## PROBLEM DETAILS
Retype each record exactly, please. Skip none.

Element data from apps and pages
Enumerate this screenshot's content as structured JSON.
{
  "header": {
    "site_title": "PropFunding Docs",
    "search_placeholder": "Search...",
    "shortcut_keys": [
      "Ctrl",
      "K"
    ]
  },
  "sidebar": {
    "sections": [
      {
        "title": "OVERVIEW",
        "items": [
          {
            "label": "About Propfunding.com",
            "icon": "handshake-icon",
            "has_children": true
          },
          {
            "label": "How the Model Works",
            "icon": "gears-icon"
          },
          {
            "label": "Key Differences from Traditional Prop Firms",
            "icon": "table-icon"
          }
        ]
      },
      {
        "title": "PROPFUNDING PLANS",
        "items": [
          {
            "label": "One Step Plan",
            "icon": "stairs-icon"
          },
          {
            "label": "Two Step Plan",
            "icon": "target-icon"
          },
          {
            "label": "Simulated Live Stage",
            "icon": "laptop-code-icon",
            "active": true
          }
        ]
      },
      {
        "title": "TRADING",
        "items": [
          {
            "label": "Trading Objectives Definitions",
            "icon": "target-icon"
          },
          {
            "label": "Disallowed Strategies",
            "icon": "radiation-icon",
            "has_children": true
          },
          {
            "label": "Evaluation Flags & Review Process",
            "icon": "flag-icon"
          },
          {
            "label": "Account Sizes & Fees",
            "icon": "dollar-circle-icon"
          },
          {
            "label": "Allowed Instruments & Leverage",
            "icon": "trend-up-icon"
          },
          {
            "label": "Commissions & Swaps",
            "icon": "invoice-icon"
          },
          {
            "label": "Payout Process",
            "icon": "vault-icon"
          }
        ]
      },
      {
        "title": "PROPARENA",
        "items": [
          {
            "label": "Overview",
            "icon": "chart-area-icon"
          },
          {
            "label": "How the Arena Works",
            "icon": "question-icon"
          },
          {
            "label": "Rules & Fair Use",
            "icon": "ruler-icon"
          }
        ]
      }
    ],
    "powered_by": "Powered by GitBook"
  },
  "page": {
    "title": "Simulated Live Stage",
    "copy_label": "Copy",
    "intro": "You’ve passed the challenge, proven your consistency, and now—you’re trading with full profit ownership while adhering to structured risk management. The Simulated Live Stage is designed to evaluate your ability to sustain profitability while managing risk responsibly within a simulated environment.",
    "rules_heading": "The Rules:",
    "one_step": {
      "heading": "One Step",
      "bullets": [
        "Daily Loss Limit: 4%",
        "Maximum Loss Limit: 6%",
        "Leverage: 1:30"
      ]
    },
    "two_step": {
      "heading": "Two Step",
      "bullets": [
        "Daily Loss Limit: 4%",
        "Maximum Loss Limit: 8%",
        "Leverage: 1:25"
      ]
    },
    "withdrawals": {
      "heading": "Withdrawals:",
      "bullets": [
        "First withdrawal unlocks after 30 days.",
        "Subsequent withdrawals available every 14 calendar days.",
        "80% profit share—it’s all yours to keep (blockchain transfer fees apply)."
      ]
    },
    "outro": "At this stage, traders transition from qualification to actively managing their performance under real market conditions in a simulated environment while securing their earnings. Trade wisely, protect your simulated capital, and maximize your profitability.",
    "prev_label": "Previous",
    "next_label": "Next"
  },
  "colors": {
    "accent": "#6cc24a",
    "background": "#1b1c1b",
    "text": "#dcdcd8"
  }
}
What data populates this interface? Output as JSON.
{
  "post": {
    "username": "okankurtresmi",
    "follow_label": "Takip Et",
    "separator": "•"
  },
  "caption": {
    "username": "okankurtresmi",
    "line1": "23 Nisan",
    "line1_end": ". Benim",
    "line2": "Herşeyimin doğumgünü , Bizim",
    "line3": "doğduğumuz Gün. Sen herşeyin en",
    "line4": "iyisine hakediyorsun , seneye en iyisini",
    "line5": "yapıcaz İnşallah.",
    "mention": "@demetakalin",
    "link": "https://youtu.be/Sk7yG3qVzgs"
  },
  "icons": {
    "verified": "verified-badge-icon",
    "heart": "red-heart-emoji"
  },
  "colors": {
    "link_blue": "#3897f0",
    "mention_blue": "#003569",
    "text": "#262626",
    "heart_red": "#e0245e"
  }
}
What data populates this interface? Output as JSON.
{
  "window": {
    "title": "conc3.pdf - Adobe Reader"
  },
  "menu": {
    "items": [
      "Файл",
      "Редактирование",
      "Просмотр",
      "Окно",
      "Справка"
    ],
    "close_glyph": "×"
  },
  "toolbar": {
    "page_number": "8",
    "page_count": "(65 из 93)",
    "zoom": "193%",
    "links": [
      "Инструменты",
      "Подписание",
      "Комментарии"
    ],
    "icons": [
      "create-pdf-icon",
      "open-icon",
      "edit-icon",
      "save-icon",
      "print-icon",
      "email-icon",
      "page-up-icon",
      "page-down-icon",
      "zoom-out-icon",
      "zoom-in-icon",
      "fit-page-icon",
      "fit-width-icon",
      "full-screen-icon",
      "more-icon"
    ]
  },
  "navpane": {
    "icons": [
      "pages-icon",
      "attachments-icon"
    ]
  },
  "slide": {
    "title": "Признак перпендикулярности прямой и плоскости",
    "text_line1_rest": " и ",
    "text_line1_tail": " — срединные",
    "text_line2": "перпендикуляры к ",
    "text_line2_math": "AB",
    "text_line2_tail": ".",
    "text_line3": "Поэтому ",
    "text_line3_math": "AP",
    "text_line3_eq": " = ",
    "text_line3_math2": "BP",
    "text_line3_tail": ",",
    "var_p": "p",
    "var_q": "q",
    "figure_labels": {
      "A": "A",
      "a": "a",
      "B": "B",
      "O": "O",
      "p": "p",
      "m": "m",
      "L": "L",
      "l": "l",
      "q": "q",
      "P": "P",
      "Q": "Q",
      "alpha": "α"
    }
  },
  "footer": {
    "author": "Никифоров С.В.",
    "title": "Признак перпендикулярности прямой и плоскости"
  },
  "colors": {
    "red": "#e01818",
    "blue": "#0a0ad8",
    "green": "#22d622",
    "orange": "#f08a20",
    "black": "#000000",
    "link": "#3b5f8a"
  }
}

## OUTPUT BELOW
Enumerate this screenshot's content as structured JSON.
{
  "header": {
    "site_title": "PropFunding Docs",
    "search_placeholder": "Search...",
    "shortcut_keys": [
      "Ctrl",
      "K"
    ]
  },
  "sidebar": {
    "sections": [
      {
        "title": "OVERVIEW",
        "items": [
          {
            "label": "About Propfunding.com",
            "icon": "handshake-icon",
            "has_children": true
          },
          {
            "label": "How the Model Works",
            "icon": "gears-icon"
          },
          {
            "label": "Key Differences from Traditional Prop Firms",
            "icon": "table-icon"
          }
        ]
      },
      {
        "title": "PROPFUNDING PLANS",
        "items": [
          {
            "label": "One Step Plan",
            "icon": "stairs-icon"
          },
          {
            "label": "Two Step Plan",
            "icon": "target-icon"
          },
          {
            "label": "Simulated Live Stage",
            "icon": "laptop-code-icon",
            "active": true
          }
        ]
      },
      {
        "title": "TRADING",
        "items": [
          {
            "label": "Trading Objectives Definitions",
            "icon": "target-icon"
          },
          {
            "label": "Disallowed Strategies",
            "icon": "radiation-icon",
            "has_children": true
          },
          {
            "label": "Evaluation Flags & Review Process",
            "icon": "flag-icon"
          },
          {
            "label": "Account Sizes & Fees",
            "icon": "dollar-circle-icon"
          },
          {
            "label": "Allowed Instruments & Leverage",
            "icon": "trend-up-icon"
          },
          {
            "label": "Commissions & Swaps",
            "icon": "invoice-icon"
          },
          {
            "label": "Payout Process",
            "icon": "vault-icon"
          }
        ]
      },
      {
        "title": "PROPARENA",
        "items": [
          {
            "label": "Overview",
            "icon": "chart-area-icon"
          },
          {
            "label": "How the Arena Works",
            "icon": "question-icon"
          },
          {
            "label": "Rules & Fair Use",
            "icon": "ruler-icon"
          }
        ]
      }
    ],
    "powered_by": "Powered by GitBook"
  },
  "page": {
    "title": "Simulated Live Stage",
    "copy_label": "Copy",
    "intro": "You’ve passed the challenge, proven your consistency, and now—you’re trading with full profit ownership while adhering to structured risk management. The Simulated Live Stage is designed to evaluate your ability to sustain profitability while managing risk responsibly within a simulated environment.",
    "rules_heading": "The Rules:",
    "one_step": {
      "heading": "One Step",
      "bullets": [
        "Daily Loss Limit: 4%",
        "Maximum Loss Limit: 6%",
        "Leverage: 1:30"
      ]
    },
    "two_step": {
      "heading": "Two Step",
      "bullets": [
        "Daily Loss Limit: 4%",
        "Maximum Loss Limit: 8%",
        "Leverage: 1:25"
      ]
    },
    "withdrawals": {
      "heading": "Withdrawals:",
      "bullets": [
        "First withdrawal unlocks after 30 days.",
        "Subsequent withdrawals available every 14 calendar days.",
        "80% profit share—it’s all yours to keep (blockchain transfer fees apply)."
      ]
    },
    "outro": "At this stage, traders transition from qualification to actively managing their performance under real market conditions in a simulated environment while securing their earnings. Trade wisely, protect your simulated capital, and maximize your profitability.",
    "prev_label": "Previous",
    "next_label": "Next"
  },
  "colors": {
    "accent": "#6cc24a",
    "background": "#1b1c1b",
    "text": "#dcdcd8"
  }
}
What data populates this interface? Output as JSON.
{
  "post": {
    "username": "okankurtresmi",
    "follow_label": "Takip Et",
    "separator": "•"
  },
  "caption": {
    "username": "okankurtresmi",
    "line1": "23 Nisan",
    "line1_end": ". Benim",
    "line2": "Herşeyimin doğumgünü , Bizim",
    "line3": "doğduğumuz Gün. Sen herşeyin en",
    "line4": "iyisine hakediyorsun , seneye en iyisini",
    "line5": "yapıcaz İnşallah.",
    "mention": "@demetakalin",
    "link": "https://youtu.be/Sk7yG3qVzgs"
  },
  "icons": {
    "verified": "verified-badge-icon",
    "heart": "red-heart-emoji"
  },
  "colors": {
    "link_blue": "#3897f0",
    "mention_blue": "#003569",
    "text": "#262626",
    "heart_red": "#e0245e"
  }
}
What data populates this interface? Output as JSON.
{
  "window": {
    "title": "conc3.pdf - Adobe Reader"
  },
  "menu": {
    "items": [
      "Файл",
      "Редактирование",
      "Просмотр",
      "Окно",
      "Справка"
    ],
    "close_glyph": "×"
  },
  "toolbar": {
    "page_number": "8",
    "page_count": "(65 из 93)",
    "zoom": "193%",
    "links": [
      "Инструменты",
      "Подписание",
      "Комментарии"
    ],
    "icons": [
      "create-pdf-icon",
      "open-icon",
      "edit-icon",
      "save-icon",
      "print-icon",
      "email-icon",
      "page-up-icon",
      "page-down-icon",
      "zoom-out-icon",
      "zoom-in-icon",
      "fit-page-icon",
      "fit-width-icon",
      "full-screen-icon",
      "more-icon"
    ]
  },
  "navpane": {
    "icons": [
      "pages-icon",
      "attachments-icon"
    ]
  },
  "slide": {
    "title": "Признак перпендикулярности прямой и плоскости",
    "text_line1_rest": " и ",
    "text_line1_tail": " — срединные",
    "text_line2": "перпендикуляры к ",
    "text_line2_math": "AB",
    "text_line2_tail": ".",
    "text_line3": "Поэтому ",
    "text_line3_math": "AP",
    "text_line3_eq": " = ",
    "text_line3_math2": "BP",
    "text_line3_tail": ",",
    "var_p": "p",
    "var_q": "q",
    "figure_labels": {
      "A": "A",
      "a": "a",
      "B": "B",
      "O": "O",
      "p": "p",
      "m": "m",
      "L": "L",
      "l": "l",
      "q": "q",
      "P": "P",
      "Q": "Q",
      "alpha": "α"
    }
  },
  "footer": {
    "author": "Никифоров С.В.",
    "title": "Признак перпендикулярности прямой и плоскости"
  },
  "colors": {
    "red": "#e01818",
    "blue": "#0a0ad8",
    "green": "#22d622",
    "orange": "#f08a20",
    "black": "#000000",
    "link": "#3b5f8a"
  }
}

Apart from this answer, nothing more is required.